“No, they were not.” answered Siniath.  “But neither they nor our men noticed the band of goblin-scouts following behind them until it was too late.  The goblins know of our presence and where our encampment is hidden.  They race for Dol Dinen to bring word to their masters even now.”

“We must fly to keep them from it, before they can no longer be silenced!” I exclaimed.

When Deverell nodded her assent, Siniath said, “There is more.  The goblins will likely make it to the safety of Dol Dinen before we can hope to reach them.  Many of our brothers ride south now, to distract as many of the enemy as they are able by luring them to the west.  My task is to take advantage of the chaos woven by penetrating as deeply into the camp as necessary to find these goblins and end all chance of their spreading word of our hidden presence.

We stood silently, the magnitude of the task before us leaving room for little else in the moment…

“There is little hope that we will prevail,” admitted Siniath.  “If you wish to instead see to what you both have been tasked…”

“We will need a place to hide the horses, once they have carried us as far as they are able without giving away our presence,” I mused.  “There is a cave to the east that I know, east of the main trail leading to Dol Dinen.  We can leave the horses there and hope they are not found before we return for them.”

“Let us away, then,” said Deverell.  “Now, while there may yet be time.”

She ran off to fetch our horses, Siniath and I looking after her.

Siniath then turned to me.  “Whatever end we meet this day, whatever fate befalls Esteldin, we will make it cost the Enemy, and dearly,” he vowed.

We set the horses to fly across the downs like birds of prey…

…and we raced the moon, as it sped across the sky…

The first light of day already threatened the darkness…

I led the others to the cave, where we hoped other Way-watchers, if anyone, were to find the horses.

We pressed on…

…over hills where we attempted to glean which path might thread its way through the enemy’s forces safely…

…where we lent encouragement to one another before braving those paths…

And over grasses, where we took as much advantage of the scant cover they provided as we were able…

…until the place we had marched through the night to reach finally came into view…

The Way-watchers’ gambit had worked.  Unfettered, we stole our way to the outer fortifications protecting the Enemy’s stronghold…

…and along their length, to the front gate that would grant us entry into the deeper fortifications, and those that remained inside…

Master Siniath bid us wait, while he skulked up to the gate…

…before turning to beckon us forth…

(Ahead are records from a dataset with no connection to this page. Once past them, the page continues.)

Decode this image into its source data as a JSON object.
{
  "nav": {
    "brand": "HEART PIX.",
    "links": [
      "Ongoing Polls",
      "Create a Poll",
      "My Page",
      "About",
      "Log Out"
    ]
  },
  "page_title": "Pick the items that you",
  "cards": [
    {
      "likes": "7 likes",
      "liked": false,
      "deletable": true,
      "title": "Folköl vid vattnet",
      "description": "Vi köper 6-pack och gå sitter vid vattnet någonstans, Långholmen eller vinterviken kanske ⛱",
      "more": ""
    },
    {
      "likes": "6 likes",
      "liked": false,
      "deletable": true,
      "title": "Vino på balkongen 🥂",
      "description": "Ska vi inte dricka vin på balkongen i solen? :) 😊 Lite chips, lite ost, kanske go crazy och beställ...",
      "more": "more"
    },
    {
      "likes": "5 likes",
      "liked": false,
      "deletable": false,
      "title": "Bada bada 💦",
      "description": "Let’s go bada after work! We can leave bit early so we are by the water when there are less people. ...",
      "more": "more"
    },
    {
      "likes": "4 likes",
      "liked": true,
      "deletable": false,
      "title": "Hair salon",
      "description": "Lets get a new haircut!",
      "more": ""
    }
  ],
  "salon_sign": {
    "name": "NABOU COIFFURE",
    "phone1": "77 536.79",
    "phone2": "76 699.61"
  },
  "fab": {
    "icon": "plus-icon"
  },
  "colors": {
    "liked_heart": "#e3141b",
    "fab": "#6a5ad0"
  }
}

With the burden of protecting the secret of Esteldin upon our shoulders, after our long march across enemy lines through the whole of a sleepless night…

…we now stood upon the edge of battle, the dawn of the new day breaking upon us…